|Siege of Thebes|
|Commanders and leaders|
Demetrius I of Macedon (WIA)|
|Peisis of Thespiae|
Demetrius besieged the city but left for Thrace when he heard the news that Lysimachus had been taken prisoner by the Getae, hoping to rip the spoils from his undefended kingdom. Antigonus commanded the siege in his father's absence. Demetrius returned after Lysimachus was released from captivity. Although he had brought his siege engines, including his famous Helepolis, "Taker of Cities", the siege went slowly, and fierce Theban resistance blocked his troops.
The Thebans defended their city stubbornly. Demetrius often forced his men to attack the city at great cost, even though there was little hope of capturing it. It is said that, distressed by the heavy losses, Antigonus asked his father: "Why, father, do we allow these lives to be thrown away so unnecessarily?" Demetrius appears to have shown his contempt for the lives of his soldiers by replying: "We don't have to find rations for the dead." But he also showed a similar disregard for his own life and was badly wounded at the siege by a bolt through the neck.
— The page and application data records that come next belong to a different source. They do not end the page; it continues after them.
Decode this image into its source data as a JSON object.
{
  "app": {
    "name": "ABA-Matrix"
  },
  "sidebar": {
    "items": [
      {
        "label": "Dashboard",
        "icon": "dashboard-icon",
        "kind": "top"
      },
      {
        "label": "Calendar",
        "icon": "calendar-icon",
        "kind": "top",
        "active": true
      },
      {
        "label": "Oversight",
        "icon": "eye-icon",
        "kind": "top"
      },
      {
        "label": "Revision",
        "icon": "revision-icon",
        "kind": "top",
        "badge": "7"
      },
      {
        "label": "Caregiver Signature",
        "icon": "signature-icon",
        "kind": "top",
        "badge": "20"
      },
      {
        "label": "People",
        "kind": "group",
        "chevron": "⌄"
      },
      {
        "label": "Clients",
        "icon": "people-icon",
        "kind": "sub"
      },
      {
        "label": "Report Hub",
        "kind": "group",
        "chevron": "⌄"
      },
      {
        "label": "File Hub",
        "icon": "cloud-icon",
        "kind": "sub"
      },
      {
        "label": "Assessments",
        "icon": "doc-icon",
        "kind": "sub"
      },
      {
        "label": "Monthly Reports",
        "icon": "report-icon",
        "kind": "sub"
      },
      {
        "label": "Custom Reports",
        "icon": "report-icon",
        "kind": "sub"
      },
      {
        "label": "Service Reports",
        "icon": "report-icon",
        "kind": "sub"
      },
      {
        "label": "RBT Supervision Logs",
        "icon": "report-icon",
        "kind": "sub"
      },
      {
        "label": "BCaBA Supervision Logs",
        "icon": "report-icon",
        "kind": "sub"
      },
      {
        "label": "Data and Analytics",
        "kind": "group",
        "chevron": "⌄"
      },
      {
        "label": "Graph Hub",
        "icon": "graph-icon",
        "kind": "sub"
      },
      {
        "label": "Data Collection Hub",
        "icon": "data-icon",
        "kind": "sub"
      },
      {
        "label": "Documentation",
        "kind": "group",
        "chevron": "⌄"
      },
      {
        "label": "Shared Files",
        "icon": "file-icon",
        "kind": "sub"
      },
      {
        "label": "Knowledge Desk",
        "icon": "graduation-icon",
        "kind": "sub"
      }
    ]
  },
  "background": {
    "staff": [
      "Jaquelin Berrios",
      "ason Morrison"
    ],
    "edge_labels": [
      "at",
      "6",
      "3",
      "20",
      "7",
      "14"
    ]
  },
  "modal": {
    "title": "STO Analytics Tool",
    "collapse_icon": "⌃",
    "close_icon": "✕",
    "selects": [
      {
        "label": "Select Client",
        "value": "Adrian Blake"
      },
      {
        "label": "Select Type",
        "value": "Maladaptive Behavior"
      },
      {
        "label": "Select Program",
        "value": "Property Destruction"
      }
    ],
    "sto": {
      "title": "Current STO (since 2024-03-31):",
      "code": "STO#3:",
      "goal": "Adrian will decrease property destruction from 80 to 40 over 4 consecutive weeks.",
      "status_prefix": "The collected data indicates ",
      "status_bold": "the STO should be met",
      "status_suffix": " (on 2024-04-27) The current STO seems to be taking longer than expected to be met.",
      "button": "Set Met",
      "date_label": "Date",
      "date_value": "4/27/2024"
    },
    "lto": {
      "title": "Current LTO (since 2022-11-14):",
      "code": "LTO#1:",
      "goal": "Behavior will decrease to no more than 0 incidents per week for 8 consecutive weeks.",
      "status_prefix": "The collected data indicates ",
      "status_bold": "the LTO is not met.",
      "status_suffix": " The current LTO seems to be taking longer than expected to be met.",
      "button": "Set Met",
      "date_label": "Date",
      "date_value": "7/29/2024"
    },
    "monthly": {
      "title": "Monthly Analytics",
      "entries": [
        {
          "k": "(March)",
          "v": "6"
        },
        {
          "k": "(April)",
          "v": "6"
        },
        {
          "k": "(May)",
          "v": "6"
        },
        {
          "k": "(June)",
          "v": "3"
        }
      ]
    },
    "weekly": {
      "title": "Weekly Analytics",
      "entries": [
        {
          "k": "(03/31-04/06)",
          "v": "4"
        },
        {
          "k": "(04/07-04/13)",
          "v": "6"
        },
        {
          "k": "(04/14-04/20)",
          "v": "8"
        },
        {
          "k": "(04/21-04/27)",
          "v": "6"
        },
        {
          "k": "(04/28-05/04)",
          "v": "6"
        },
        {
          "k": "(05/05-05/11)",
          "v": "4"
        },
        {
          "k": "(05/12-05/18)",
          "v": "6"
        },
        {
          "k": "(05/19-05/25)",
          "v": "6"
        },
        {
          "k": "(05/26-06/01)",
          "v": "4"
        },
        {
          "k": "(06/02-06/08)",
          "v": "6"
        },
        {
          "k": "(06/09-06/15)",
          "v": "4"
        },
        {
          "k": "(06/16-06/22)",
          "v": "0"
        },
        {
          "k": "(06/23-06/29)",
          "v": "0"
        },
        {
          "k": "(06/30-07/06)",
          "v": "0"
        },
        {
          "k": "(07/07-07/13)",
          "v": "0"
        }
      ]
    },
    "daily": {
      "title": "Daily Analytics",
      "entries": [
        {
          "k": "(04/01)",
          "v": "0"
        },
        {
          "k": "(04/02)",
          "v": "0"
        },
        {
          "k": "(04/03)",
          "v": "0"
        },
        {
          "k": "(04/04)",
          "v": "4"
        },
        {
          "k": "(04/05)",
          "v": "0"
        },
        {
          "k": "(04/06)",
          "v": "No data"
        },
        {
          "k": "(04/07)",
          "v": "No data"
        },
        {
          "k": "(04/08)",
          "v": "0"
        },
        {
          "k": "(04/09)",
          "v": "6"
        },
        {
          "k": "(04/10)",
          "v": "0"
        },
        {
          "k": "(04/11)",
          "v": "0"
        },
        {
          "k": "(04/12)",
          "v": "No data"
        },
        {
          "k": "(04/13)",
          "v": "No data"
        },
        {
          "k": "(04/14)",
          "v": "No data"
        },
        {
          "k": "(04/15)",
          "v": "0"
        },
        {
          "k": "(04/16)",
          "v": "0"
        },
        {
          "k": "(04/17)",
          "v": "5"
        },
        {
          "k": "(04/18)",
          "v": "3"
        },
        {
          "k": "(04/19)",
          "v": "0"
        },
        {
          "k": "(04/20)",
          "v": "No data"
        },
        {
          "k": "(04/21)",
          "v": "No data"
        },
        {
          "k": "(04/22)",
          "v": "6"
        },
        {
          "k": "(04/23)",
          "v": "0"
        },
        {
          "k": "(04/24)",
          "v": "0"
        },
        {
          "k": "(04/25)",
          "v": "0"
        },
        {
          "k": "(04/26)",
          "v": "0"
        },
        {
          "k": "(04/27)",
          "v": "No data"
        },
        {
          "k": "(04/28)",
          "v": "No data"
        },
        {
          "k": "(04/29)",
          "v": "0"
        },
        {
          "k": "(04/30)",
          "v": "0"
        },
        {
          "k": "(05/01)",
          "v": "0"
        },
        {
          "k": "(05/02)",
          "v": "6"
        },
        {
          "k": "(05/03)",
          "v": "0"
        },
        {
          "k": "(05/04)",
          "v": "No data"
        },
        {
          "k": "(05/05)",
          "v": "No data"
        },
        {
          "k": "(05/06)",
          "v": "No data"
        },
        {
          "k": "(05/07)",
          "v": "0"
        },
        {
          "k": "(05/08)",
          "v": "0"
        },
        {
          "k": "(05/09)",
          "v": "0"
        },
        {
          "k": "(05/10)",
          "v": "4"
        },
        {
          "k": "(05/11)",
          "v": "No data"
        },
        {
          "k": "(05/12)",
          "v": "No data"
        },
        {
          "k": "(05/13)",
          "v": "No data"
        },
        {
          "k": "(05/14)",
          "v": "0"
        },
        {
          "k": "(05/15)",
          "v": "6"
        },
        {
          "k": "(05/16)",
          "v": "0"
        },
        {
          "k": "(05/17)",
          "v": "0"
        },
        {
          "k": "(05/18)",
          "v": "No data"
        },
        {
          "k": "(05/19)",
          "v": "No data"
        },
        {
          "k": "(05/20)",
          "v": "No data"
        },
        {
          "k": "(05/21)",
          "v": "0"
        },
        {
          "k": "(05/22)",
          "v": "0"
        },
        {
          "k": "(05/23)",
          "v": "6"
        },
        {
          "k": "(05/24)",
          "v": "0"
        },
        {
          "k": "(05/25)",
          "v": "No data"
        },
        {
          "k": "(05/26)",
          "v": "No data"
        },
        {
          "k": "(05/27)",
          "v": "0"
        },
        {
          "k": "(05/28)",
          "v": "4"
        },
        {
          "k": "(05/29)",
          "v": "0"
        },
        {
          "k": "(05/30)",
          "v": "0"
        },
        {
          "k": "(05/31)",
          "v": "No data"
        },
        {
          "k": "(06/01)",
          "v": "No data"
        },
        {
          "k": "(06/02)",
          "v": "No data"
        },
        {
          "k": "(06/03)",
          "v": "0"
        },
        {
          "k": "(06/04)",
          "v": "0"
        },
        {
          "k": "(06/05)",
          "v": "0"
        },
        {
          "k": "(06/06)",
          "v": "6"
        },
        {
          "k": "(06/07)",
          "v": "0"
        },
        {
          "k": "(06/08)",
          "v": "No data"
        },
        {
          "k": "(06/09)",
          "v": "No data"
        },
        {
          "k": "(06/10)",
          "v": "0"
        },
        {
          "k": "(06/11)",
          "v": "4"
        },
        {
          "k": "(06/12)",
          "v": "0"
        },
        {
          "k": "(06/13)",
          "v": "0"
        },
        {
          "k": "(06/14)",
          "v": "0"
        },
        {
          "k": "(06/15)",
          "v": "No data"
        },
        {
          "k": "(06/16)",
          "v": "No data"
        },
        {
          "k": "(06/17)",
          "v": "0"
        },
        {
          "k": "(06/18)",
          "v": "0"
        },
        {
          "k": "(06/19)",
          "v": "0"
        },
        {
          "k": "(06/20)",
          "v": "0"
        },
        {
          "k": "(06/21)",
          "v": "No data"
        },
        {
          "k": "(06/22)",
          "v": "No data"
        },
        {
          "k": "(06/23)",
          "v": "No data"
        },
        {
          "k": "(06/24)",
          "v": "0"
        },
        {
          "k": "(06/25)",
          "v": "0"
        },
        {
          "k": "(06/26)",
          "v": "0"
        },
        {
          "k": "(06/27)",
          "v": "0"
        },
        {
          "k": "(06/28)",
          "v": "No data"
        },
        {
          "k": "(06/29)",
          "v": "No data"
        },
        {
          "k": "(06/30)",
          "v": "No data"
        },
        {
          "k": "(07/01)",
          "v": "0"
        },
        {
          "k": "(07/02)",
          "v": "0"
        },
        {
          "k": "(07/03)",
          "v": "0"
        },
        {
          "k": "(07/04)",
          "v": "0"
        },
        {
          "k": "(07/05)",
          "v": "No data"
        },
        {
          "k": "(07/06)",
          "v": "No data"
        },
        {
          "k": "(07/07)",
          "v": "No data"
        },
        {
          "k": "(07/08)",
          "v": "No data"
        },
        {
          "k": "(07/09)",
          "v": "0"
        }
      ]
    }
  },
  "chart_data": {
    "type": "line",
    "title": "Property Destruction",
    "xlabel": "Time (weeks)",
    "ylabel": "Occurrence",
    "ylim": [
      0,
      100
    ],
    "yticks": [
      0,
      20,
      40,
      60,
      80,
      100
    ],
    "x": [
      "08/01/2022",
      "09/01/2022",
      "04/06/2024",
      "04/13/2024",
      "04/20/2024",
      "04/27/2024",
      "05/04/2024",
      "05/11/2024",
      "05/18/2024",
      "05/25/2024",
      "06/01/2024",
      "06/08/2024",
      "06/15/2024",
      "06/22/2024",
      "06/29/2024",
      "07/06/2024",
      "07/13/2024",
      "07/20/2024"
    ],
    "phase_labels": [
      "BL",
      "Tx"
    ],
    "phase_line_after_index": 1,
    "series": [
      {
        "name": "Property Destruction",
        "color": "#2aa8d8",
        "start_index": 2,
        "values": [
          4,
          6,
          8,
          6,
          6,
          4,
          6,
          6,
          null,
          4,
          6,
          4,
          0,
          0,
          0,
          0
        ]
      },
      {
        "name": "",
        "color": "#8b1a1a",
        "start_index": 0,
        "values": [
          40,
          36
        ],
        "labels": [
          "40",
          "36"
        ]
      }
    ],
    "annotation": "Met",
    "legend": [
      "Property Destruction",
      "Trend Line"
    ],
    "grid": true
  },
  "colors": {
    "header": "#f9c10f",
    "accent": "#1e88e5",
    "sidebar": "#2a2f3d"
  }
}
The city finally fell in 291 BC or even 290 BC. Demetrius showed leniency and only executed a few leaders of the rebellion.
- Lempière, Nicholas; Walbank, Frank (1988). A History of Macedonia: 336-167 B.C. Oxford University Press. p. 221.